Go through the entries below and give the number of lines that have the string "Search", and only that.

Dataset rows describing interfaces:
§
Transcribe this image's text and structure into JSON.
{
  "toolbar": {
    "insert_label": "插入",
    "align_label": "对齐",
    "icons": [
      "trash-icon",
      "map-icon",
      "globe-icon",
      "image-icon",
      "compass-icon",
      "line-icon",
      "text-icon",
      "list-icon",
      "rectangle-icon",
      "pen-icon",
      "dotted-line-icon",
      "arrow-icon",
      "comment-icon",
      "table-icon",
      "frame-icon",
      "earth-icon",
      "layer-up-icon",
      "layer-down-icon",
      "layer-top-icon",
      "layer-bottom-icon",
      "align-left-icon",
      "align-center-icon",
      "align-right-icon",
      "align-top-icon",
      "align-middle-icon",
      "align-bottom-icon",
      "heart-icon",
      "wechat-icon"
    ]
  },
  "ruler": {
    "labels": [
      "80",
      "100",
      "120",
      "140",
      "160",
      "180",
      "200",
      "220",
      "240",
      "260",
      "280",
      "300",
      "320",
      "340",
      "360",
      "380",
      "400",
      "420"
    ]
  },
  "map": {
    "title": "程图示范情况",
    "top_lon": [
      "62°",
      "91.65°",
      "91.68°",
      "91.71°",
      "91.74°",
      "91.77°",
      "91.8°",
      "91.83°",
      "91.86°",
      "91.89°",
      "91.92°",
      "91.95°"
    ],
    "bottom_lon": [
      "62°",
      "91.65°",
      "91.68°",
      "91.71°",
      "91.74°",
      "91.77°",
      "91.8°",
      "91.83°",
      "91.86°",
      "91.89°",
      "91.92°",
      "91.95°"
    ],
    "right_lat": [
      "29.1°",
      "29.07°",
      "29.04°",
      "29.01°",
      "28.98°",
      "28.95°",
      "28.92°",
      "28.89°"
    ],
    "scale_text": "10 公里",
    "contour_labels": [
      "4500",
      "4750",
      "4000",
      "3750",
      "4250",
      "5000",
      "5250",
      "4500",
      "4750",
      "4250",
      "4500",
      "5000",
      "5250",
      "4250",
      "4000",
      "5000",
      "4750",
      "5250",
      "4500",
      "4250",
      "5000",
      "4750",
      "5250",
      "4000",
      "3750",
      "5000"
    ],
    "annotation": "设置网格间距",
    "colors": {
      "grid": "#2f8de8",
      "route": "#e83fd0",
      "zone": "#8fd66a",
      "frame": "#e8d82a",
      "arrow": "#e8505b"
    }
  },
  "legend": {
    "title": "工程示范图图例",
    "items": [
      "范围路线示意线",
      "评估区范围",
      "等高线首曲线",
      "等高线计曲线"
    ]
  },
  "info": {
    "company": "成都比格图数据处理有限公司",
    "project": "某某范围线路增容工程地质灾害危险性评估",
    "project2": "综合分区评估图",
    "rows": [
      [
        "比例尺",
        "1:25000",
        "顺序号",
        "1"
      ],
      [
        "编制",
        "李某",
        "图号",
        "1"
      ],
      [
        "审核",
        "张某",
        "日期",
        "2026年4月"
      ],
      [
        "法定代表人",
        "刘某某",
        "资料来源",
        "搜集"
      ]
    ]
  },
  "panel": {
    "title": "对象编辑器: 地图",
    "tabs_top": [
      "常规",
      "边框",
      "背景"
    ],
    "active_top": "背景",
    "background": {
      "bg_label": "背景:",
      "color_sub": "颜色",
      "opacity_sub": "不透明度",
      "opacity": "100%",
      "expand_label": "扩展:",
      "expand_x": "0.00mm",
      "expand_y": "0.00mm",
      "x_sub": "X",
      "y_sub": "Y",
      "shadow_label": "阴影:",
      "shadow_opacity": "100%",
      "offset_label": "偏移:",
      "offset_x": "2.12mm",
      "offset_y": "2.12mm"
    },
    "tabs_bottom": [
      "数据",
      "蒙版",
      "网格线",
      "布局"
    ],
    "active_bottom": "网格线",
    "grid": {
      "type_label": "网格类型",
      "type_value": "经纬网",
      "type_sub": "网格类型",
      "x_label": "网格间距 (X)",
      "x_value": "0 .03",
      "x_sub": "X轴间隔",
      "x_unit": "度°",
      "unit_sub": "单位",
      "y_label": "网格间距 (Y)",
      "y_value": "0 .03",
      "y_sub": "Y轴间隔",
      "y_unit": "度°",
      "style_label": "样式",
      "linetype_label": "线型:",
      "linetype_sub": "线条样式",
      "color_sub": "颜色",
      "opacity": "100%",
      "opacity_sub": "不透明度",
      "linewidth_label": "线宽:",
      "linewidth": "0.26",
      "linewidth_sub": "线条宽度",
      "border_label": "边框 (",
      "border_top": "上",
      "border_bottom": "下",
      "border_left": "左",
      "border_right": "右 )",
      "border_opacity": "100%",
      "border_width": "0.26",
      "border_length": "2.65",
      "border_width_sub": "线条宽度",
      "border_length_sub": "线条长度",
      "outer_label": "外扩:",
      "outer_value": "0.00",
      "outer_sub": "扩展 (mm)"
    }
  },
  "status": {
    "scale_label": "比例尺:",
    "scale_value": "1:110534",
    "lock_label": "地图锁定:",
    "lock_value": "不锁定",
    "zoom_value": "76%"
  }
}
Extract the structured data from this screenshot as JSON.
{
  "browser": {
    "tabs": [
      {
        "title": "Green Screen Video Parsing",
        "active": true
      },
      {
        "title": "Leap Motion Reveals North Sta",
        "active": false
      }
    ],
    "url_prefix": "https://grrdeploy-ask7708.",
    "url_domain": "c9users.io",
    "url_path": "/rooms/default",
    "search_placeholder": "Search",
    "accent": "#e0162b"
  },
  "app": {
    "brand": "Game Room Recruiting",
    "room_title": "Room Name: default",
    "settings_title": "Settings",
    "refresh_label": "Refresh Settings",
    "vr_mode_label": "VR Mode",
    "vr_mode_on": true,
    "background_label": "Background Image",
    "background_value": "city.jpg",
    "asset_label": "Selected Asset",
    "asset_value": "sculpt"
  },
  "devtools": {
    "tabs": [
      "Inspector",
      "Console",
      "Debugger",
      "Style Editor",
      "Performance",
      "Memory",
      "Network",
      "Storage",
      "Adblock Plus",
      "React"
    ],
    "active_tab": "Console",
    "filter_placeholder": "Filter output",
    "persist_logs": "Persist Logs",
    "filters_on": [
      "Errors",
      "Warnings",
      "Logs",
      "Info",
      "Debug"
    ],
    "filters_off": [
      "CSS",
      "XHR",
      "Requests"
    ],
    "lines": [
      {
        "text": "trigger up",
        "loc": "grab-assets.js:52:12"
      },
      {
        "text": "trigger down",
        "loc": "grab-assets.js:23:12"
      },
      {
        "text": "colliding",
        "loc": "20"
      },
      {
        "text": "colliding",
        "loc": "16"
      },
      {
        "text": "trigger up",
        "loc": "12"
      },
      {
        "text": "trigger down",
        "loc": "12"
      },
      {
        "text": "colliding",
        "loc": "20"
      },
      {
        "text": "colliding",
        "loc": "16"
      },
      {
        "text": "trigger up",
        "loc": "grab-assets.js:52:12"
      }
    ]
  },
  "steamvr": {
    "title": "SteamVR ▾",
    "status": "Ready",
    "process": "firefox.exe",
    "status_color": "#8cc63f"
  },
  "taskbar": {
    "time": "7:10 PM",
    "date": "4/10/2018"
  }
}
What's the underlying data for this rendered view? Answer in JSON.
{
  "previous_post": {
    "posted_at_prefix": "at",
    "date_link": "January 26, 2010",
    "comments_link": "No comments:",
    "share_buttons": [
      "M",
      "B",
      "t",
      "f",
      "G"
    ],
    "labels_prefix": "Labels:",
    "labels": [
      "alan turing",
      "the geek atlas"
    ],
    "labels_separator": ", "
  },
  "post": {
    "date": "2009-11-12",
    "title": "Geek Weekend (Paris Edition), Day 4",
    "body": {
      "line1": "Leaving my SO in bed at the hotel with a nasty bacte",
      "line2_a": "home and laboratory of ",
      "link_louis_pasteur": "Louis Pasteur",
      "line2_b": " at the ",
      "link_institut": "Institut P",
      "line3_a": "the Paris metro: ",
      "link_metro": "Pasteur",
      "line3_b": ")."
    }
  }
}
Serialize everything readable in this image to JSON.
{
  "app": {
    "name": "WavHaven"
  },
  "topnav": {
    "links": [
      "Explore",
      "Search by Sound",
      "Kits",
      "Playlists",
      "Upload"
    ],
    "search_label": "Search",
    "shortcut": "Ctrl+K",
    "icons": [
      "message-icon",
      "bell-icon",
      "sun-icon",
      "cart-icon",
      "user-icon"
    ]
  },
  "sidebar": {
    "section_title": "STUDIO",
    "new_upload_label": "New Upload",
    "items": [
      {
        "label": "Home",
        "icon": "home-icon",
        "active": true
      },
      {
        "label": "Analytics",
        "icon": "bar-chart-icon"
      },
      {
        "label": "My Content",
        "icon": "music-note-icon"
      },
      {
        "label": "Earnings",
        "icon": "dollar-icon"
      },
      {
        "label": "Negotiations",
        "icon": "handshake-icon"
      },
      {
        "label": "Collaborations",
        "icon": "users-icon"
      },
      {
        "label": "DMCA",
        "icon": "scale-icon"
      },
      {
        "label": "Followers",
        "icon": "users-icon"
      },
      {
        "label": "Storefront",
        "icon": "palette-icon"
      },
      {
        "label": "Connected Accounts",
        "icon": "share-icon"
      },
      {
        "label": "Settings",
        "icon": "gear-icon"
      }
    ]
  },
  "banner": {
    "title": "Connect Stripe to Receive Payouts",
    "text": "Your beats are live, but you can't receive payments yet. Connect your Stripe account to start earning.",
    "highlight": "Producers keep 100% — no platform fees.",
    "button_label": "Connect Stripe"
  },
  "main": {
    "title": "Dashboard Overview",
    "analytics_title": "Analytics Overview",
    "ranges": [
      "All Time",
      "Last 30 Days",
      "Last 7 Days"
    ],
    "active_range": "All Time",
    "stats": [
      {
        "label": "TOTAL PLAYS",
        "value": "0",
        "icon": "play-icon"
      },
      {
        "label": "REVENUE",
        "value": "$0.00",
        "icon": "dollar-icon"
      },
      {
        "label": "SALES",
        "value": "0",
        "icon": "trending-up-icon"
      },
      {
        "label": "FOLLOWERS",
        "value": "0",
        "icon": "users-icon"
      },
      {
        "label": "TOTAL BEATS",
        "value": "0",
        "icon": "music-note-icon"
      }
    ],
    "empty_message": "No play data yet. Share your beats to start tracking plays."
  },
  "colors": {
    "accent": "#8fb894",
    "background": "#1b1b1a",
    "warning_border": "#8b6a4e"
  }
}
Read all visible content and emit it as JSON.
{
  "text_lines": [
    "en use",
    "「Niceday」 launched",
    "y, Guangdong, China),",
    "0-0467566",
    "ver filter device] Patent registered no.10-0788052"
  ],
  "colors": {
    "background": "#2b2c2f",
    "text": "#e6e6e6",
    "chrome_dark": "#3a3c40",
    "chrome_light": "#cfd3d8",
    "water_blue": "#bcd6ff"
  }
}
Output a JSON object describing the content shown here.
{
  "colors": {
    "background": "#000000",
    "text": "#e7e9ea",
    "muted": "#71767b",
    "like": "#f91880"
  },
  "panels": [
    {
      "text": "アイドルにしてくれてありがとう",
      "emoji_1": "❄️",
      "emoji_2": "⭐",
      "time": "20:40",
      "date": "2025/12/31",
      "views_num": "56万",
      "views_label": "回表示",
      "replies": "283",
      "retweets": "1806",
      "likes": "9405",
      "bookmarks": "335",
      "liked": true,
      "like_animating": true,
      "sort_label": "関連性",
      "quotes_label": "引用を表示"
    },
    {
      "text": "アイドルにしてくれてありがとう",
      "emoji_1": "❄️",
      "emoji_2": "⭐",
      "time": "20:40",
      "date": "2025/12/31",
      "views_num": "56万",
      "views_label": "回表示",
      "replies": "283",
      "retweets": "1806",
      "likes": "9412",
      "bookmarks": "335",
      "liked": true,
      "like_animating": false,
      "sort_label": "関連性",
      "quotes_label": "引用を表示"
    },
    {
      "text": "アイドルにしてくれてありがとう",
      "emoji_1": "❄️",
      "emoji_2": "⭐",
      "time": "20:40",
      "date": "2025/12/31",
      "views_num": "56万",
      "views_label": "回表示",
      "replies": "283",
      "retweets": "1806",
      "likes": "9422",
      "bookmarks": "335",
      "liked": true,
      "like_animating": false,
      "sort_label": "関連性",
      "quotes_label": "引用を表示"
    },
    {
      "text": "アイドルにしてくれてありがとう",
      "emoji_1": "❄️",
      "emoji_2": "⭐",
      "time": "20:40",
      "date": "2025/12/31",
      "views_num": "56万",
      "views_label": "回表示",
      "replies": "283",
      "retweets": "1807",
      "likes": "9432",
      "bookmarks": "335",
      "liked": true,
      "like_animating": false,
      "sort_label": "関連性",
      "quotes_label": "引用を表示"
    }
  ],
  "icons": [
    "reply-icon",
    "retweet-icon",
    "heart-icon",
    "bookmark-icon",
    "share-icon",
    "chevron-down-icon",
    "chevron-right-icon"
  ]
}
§
ANSWER TO THIS TASK :: 3